Reduced vision can result in social isolation, depression, increased risk of falling and accidents, and ultimately a greater tendency to be disabled. Without surgery, the patient will have no choice but to live with end-stage ocular disease, often resulting in blindness or pain.

What cultural or regional factors affect the treatment of these conditions?

The healthcare system in Burma does not permit the average citizen to receive proper eye examinations. This lack of attention to ocular health is due to a variety of reasons. However, a low optometrist-to-population ratio and insufficient funds are the leading causes.

  • Process
  • Impact on patient's life
  • Risks and side-effects
  • Accessibility
  • Alternatives

What does the treatment process look like?

Surgery will only be performed if the pressure in the eye is stable. The time it takes to stabilize the pressure in the eye depends on the severity of damage to the eye.

What is the impact of this treatment on the patient’s life?

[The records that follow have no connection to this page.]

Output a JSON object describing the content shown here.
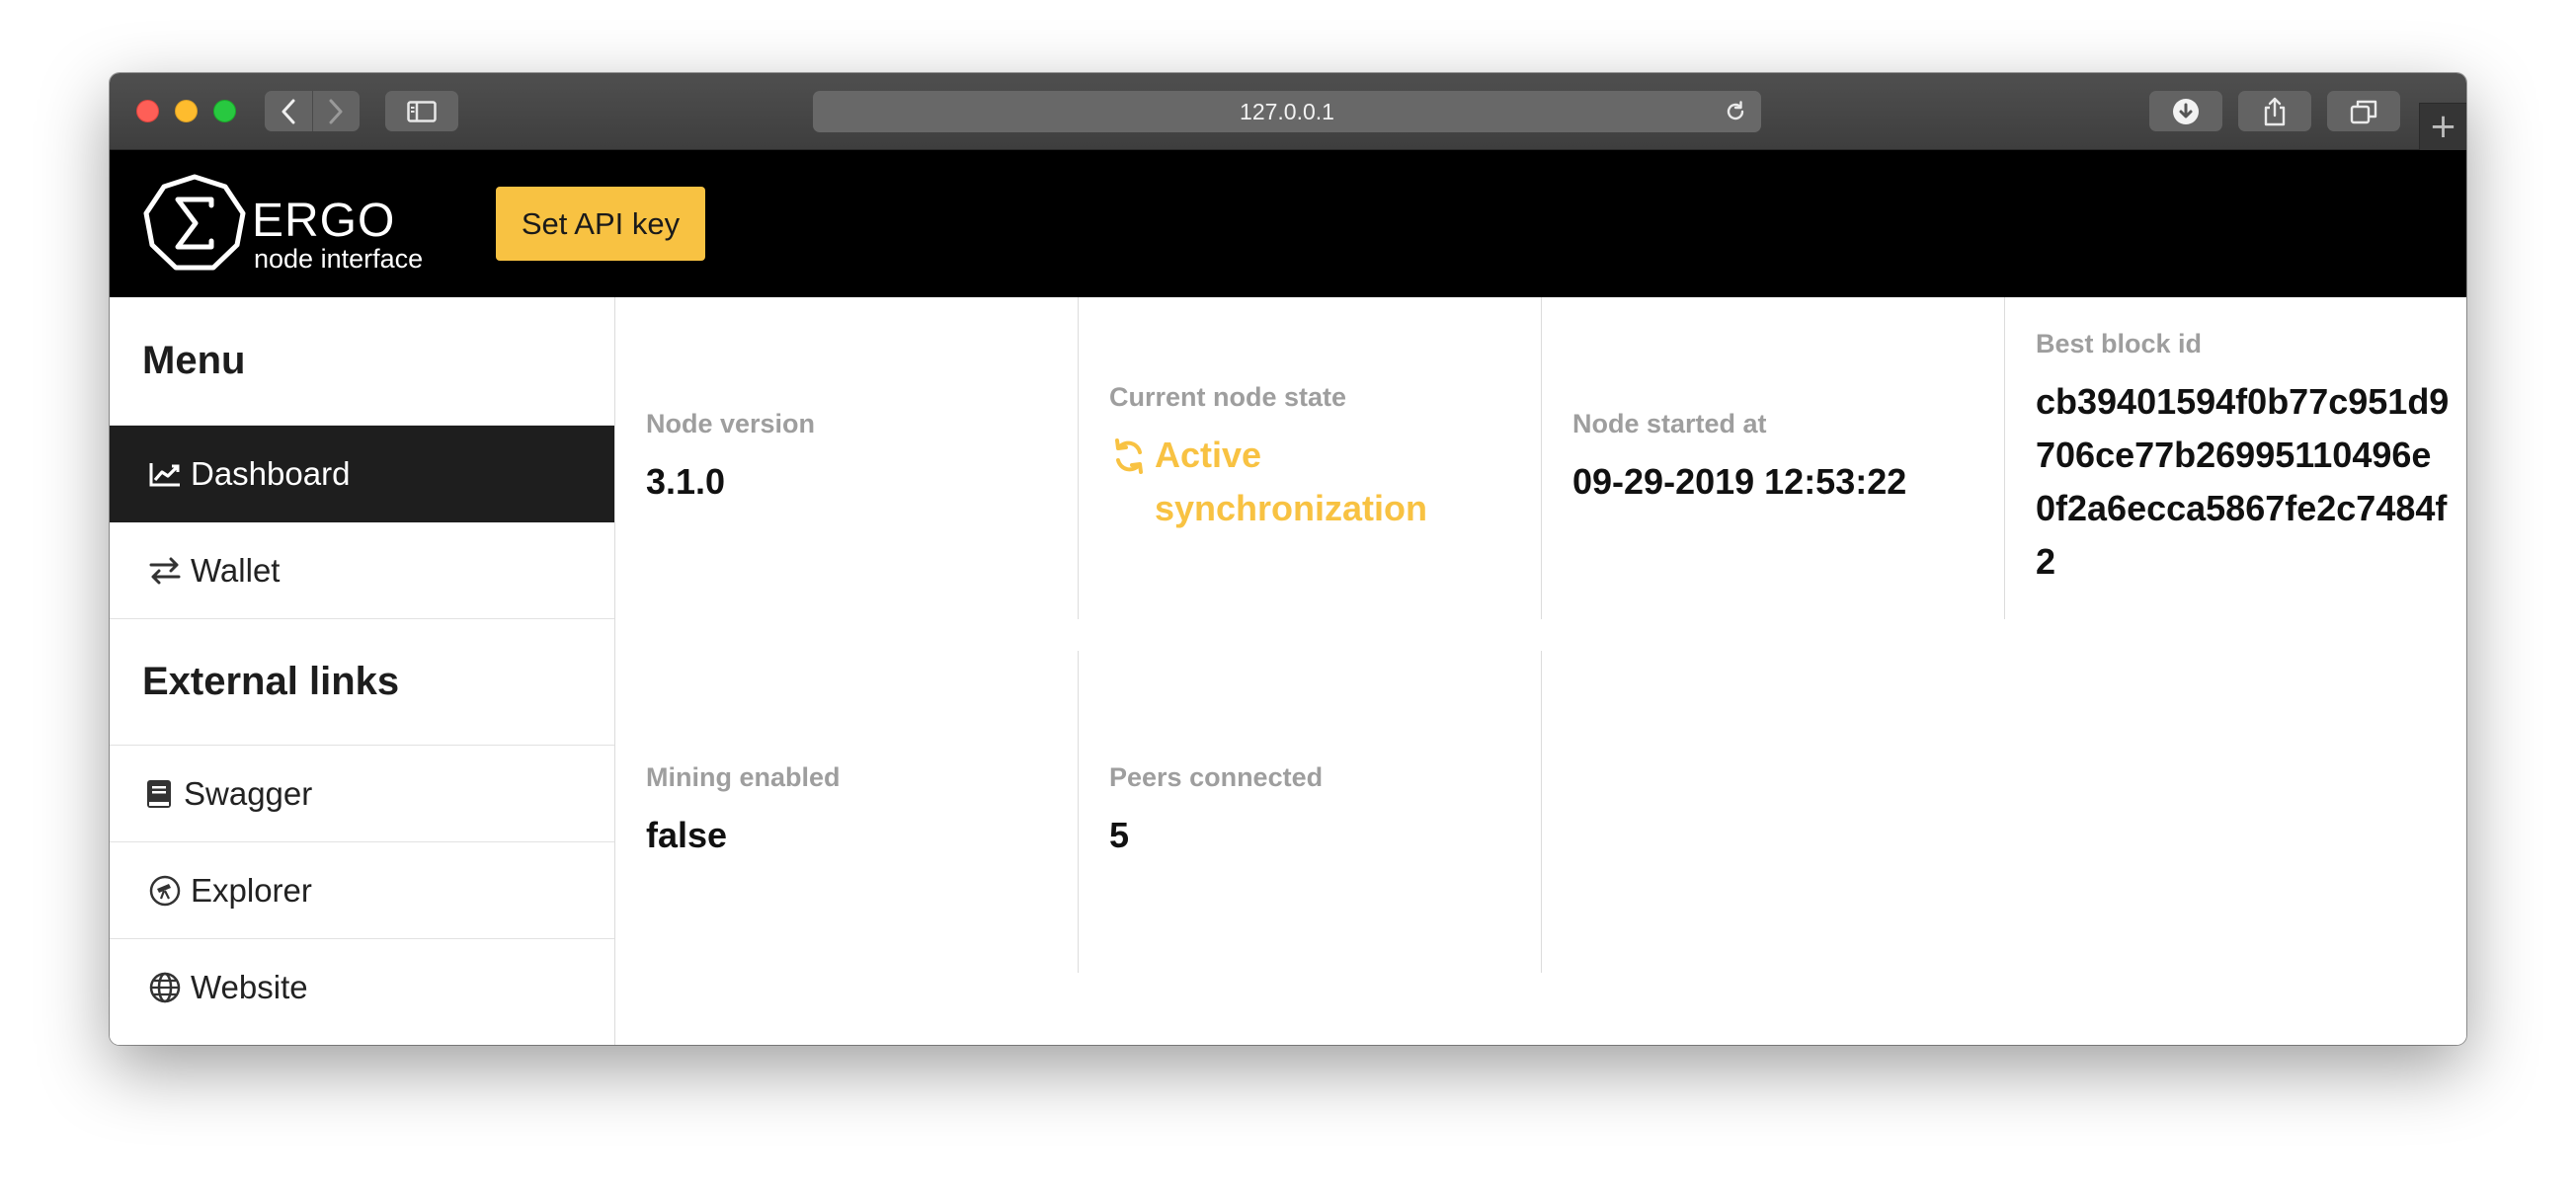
{
  "browser": {
    "url": "127.0.0.1"
  },
  "header": {
    "brand_name": "ERGO",
    "brand_sub": "node interface",
    "api_button_label": "Set API key",
    "accent_color": "#f8c242"
  },
  "sidebar": {
    "menu_heading": "Menu",
    "menu_items": [
      {
        "label": "Dashboard",
        "icon": "chart-line-icon",
        "active": true
      },
      {
        "label": "Wallet",
        "icon": "exchange-arrows-icon",
        "active": false
      }
    ],
    "external_heading": "External links",
    "external_items": [
      {
        "label": "Swagger",
        "icon": "book-icon"
      },
      {
        "label": "Explorer",
        "icon": "telescope-icon"
      },
      {
        "label": "Website",
        "icon": "globe-icon"
      }
    ]
  },
  "dashboard": {
    "node_version": {
      "label": "Node version",
      "value": "3.1.0"
    },
    "node_state": {
      "label": "Current node state",
      "value": "Active synchronization"
    },
    "node_started": {
      "label": "Node started at",
      "value": "09-29-2019 12:53:22"
    },
    "best_block": {
      "label": "Best block id",
      "value": "cb39401594f0b77c951d9706ce77b26995110496e0f2a6ecca5867fe2c7484f2"
    },
    "mining": {
      "label": "Mining enabled",
      "value": "false"
    },
    "peers": {
      "label": "Peers connected",
      "value": "5"
    }
  }
}
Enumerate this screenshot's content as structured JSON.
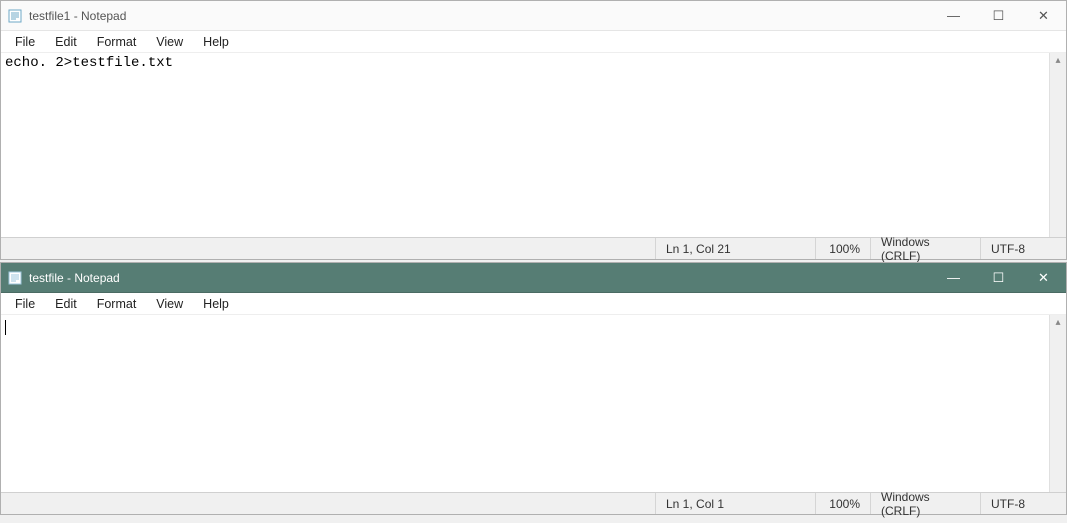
{
  "windows": [
    {
      "title": "testfile1 - Notepad",
      "active": false,
      "menu": [
        "File",
        "Edit",
        "Format",
        "View",
        "Help"
      ],
      "content": "echo. 2>testfile.txt",
      "status": {
        "position": "Ln 1, Col 21",
        "zoom": "100%",
        "eol": "Windows (CRLF)",
        "encoding": "UTF-8"
      }
    },
    {
      "title": "testfile - Notepad",
      "active": true,
      "menu": [
        "File",
        "Edit",
        "Format",
        "View",
        "Help"
      ],
      "content": "",
      "status": {
        "position": "Ln 1, Col 1",
        "zoom": "100%",
        "eol": "Windows (CRLF)",
        "encoding": "UTF-8"
      }
    }
  ],
  "window_controls": {
    "minimize": "—",
    "maximize": "☐",
    "close": "✕"
  }
}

The patient will regain his or her vision, though it may not be perfectly clear. Fortunately, the surgery prevents a complete loss of vision.

What potential side effects or risks come with this treatment?

Potential side effects include bleeding, infection, scarring, persistent swelling, wound separation, and the need to undergo additional surgery.

How accessible is treatment in the area? What is the typical journey like for a patient to receive care?

Burma has 309 ophthalmologists and 150 eye nurses. Fewer than half of the ophthalmologists perform surgery, and almost two-thirds confine their practice to the cities of Yangon (with a population of about six million) and Mandalay (about three million), where many people have the financial capacity to meet high out-of-pocket healthcare expenses. Aside from these main facilities, there is roughly one ophthalmologist for every 500,000 people, and eye health screening and treatment for children and adults is neither comprehensive nor consistent.

What are the alternatives to this treatment?

There are no alternatives. If left untreated, the patient will eventually lose his or her vision completely.

Meet another patient you can support

100% of your donation funds life-changing surgery.

Meet another patient you can support

100% of your donation funds life-changing surgery.